To do. The whole listing should come back exactly as written, except for the pictures.

Data extracts.
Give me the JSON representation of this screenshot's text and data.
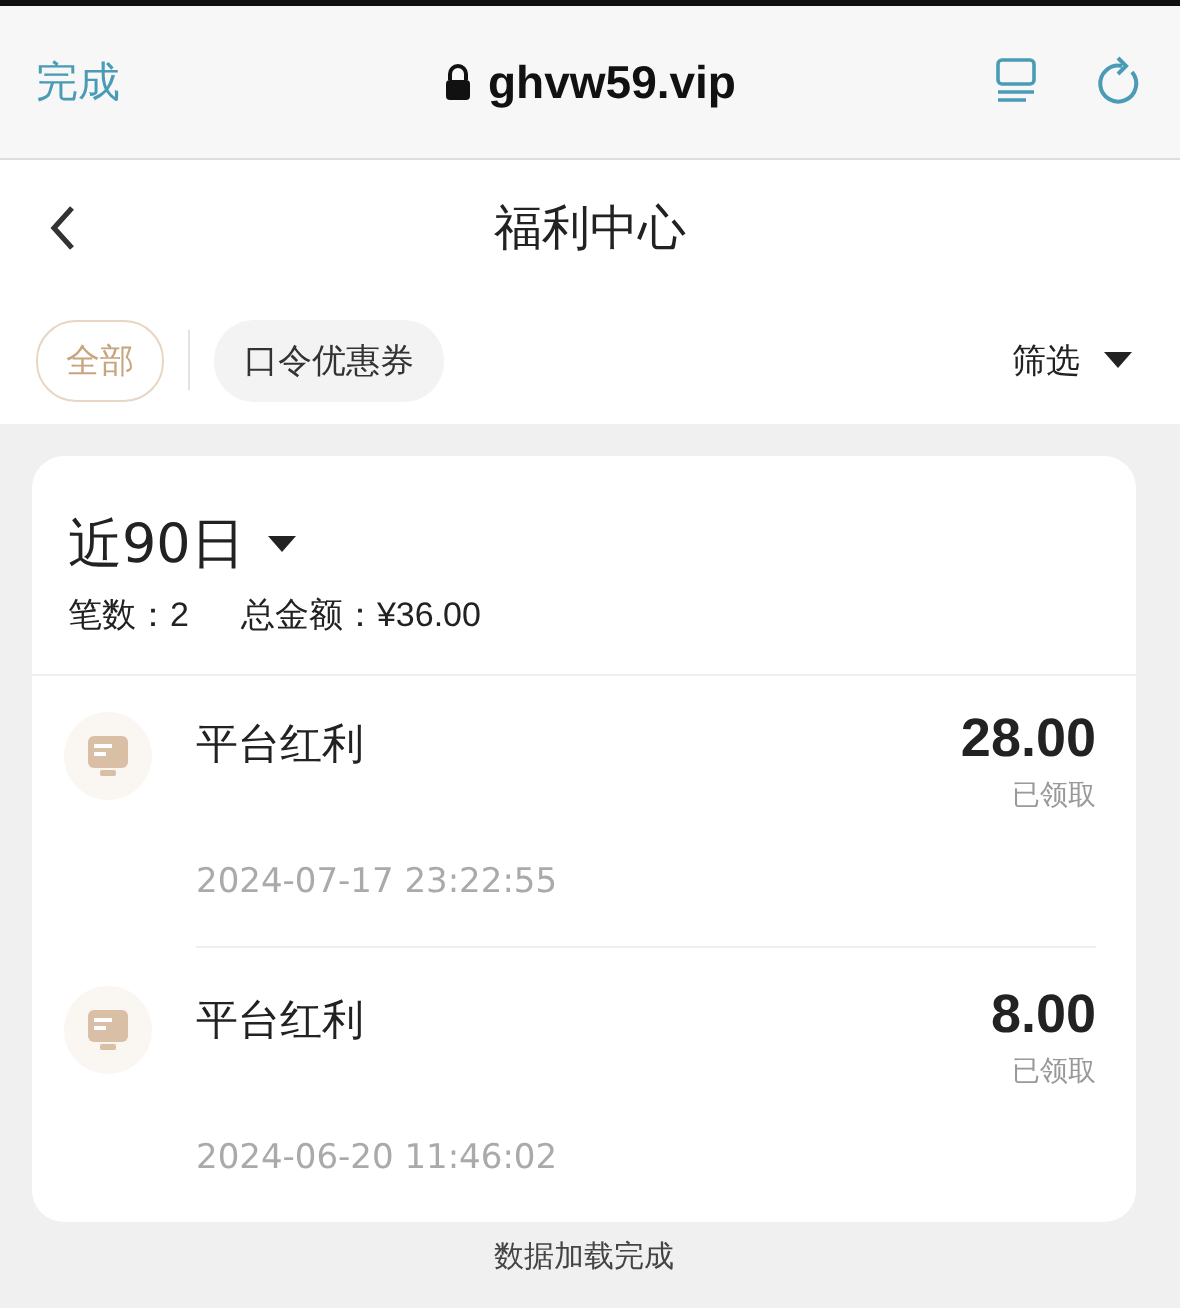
{
  "browser": {
    "done": "完成",
    "url": "ghvw59.vip"
  },
  "nav": {
    "title": "福利中心"
  },
  "tabs": [
    {
      "label": "全部",
      "selected": true
    },
    {
      "label": "口令优惠券",
      "selected": false
    }
  ],
  "filter": "筛选",
  "summary": {
    "period": "近90日",
    "count_label": "笔数：",
    "count": "2",
    "total_label": "总金额：",
    "total": "¥36.00"
  },
  "records": [
    {
      "name": "平台红利",
      "amount": "28.00",
      "status": "已领取",
      "time": "2024-07-17 23:22:55"
    },
    {
      "name": "平台红利",
      "amount": "8.00",
      "status": "已领取",
      "time": "2024-06-20 11:46:02"
    }
  ],
  "footer": "数据加载完成"
}
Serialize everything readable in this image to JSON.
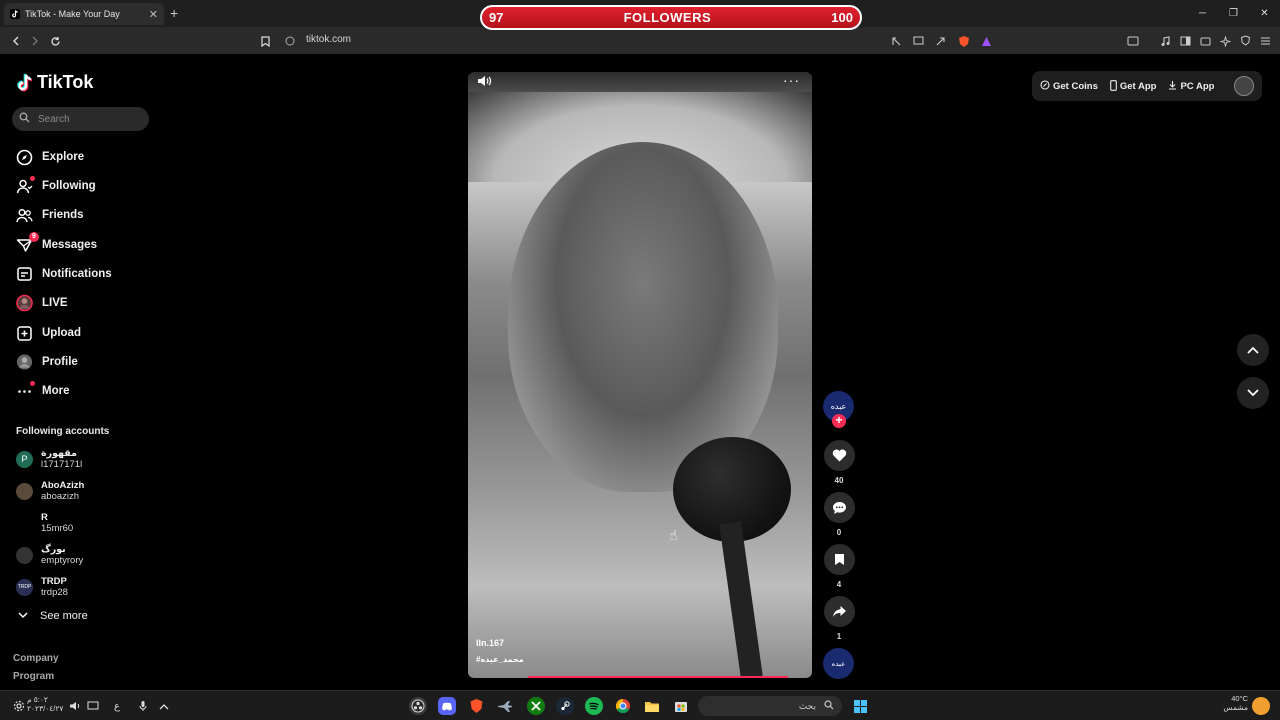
{
  "browser": {
    "tab_title": "TikTok - Make Your Day",
    "tab_close": "✕",
    "new_tab": "+",
    "url": "tiktok.com",
    "window_controls": [
      "─",
      "❐",
      "✕"
    ]
  },
  "overlay": {
    "left_count": "97",
    "label": "FOLLOWERS",
    "right_count": "100"
  },
  "brand": {
    "logo_text": "TikTok",
    "accent": "#fe2c55"
  },
  "search": {
    "placeholder": "Search"
  },
  "menu": {
    "explore": "Explore",
    "following": "Following",
    "friends": "Friends",
    "messages": "Messages",
    "messages_badge": "9",
    "notifications": "Notifications",
    "live": "LIVE",
    "upload": "Upload",
    "profile": "Profile",
    "more": "More"
  },
  "following_accounts": {
    "title": "Following accounts",
    "items": [
      {
        "display": "مقهورة",
        "username": "l1717171l",
        "avatar": "P"
      },
      {
        "display": "AboAzizh",
        "username": "aboazizh",
        "avatar": ""
      },
      {
        "display": "R",
        "username": "15mr60",
        "avatar": ""
      },
      {
        "display": "بورگ",
        "username": "emptyrory",
        "avatar": ""
      },
      {
        "display": "TRDP",
        "username": "trdp28",
        "avatar": "TRDP"
      }
    ],
    "see_more": "See more"
  },
  "footer": {
    "company": "Company",
    "program": "Program"
  },
  "video": {
    "author": "lln.167",
    "tags": "#محمد_عبده",
    "more": "···"
  },
  "actions": {
    "avatar_text": "عبده",
    "follow_plus": "+",
    "likes": "40",
    "comments": "0",
    "saves": "4",
    "shares": "1",
    "sound_text": "عبده"
  },
  "top_right": {
    "get_coins": "Get Coins",
    "get_app": "Get App",
    "pc_app": "PC App"
  },
  "taskbar": {
    "time": "٥:٠٢ م",
    "date": "٢٠٢٣/٠٤/٢٧",
    "search_text": "بحث",
    "lang": "ع",
    "weather_temp": "40°C",
    "weather_text": "مشمس"
  }
}
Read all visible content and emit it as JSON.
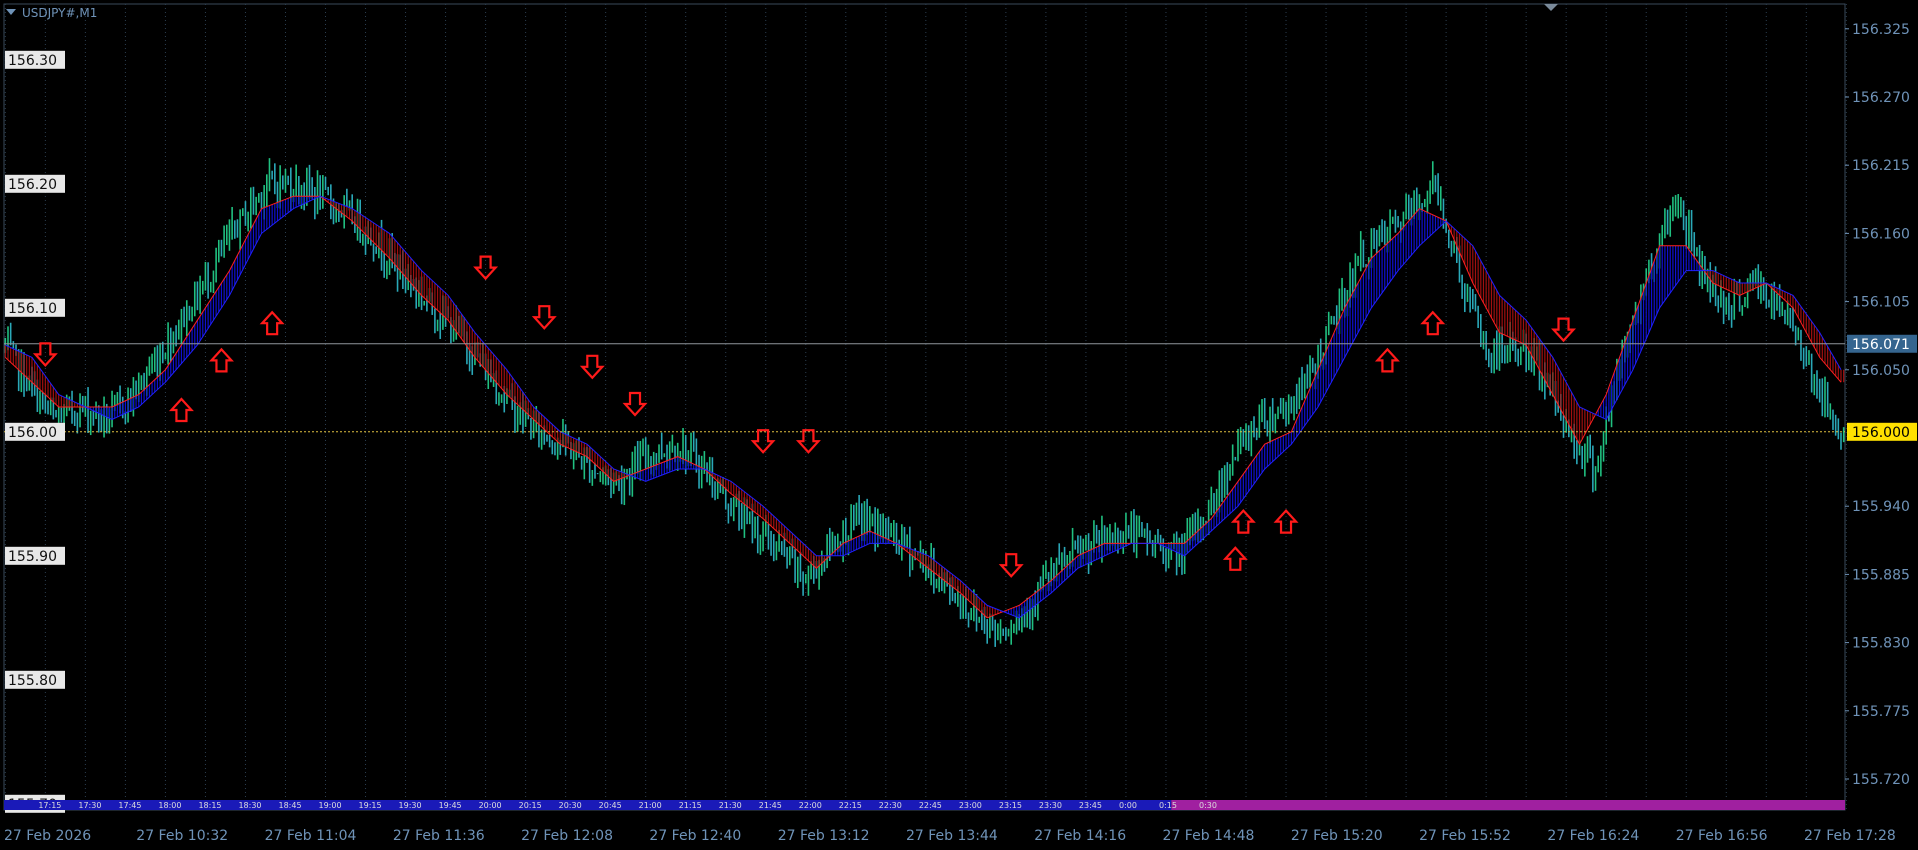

Solution to this task.
Give me the JSON representation of this screenshot's text and data.
{
  "browser": {
    "done": "完成",
    "url": "ghvw59.vip"
  },
  "nav": {
    "title": "福利中心"
  },
  "tabs": [
    {
      "label": "全部",
      "selected": true
    },
    {
      "label": "口令优惠券",
      "selected": false
    }
  ],
  "filter": "筛选",
  "summary": {
    "period": "近90日",
    "count_label": "笔数：",
    "count": "2",
    "total_label": "总金额：",
    "total": "¥36.00"
  },
  "records": [
    {
      "name": "平台红利",
      "amount": "28.00",
      "status": "已领取",
      "time": "2024-07-17 23:22:55"
    },
    {
      "name": "平台红利",
      "amount": "8.00",
      "status": "已领取",
      "time": "2024-06-20 11:46:02"
    }
  ],
  "footer": "数据加载完成"
}
Serialize everything readable in this image to JSON.
{
  "browser": {
    "tab_title": "TikTok - Make Your Day",
    "tab_close": "✕",
    "new_tab": "+",
    "url": "tiktok.com",
    "window_controls": [
      "─",
      "❐",
      "✕"
    ]
  },
  "overlay": {
    "left_count": "97",
    "label": "FOLLOWERS",
    "right_count": "100"
  },
  "brand": {
    "logo_text": "TikTok",
    "accent": "#fe2c55"
  },
  "search": {
    "placeholder": "Search"
  },
  "menu": {
    "explore": "Explore",
    "following": "Following",
    "friends": "Friends",
    "messages": "Messages",
    "messages_badge": "9",
    "notifications": "Notifications",
    "live": "LIVE",
    "upload": "Upload",
    "profile": "Profile",
    "more": "More"
  },
  "following_accounts": {
    "title": "Following accounts",
    "items": [
      {
        "display": "مقهورة",
        "username": "l1717171l",
        "avatar": "P"
      },
      {
        "display": "AboAzizh",
        "username": "aboazizh",
        "avatar": ""
      },
      {
        "display": "R",
        "username": "15mr60",
        "avatar": ""
      },
      {
        "display": "بورگ",
        "username": "emptyrory",
        "avatar": ""
      },
      {
        "display": "TRDP",
        "username": "trdp28",
        "avatar": "TRDP"
      }
    ],
    "see_more": "See more"
  },
  "footer": {
    "company": "Company",
    "program": "Program"
  },
  "video": {
    "author": "lln.167",
    "tags": "#محمد_عبده",
    "more": "···"
  },
  "actions": {
    "avatar_text": "عبده",
    "follow_plus": "+",
    "likes": "40",
    "comments": "0",
    "saves": "4",
    "shares": "1",
    "sound_text": "عبده"
  },
  "top_right": {
    "get_coins": "Get Coins",
    "get_app": "Get App",
    "pc_app": "PC App"
  },
  "taskbar": {
    "time": "٥:٠٢ م",
    "date": "٢٠٢٣/٠٤/٢٧",
    "search_text": "بحث",
    "lang": "ع",
    "weather_temp": "40°C",
    "weather_text": "مشمس"
  }
}
Read all visible content and emit it as JSON.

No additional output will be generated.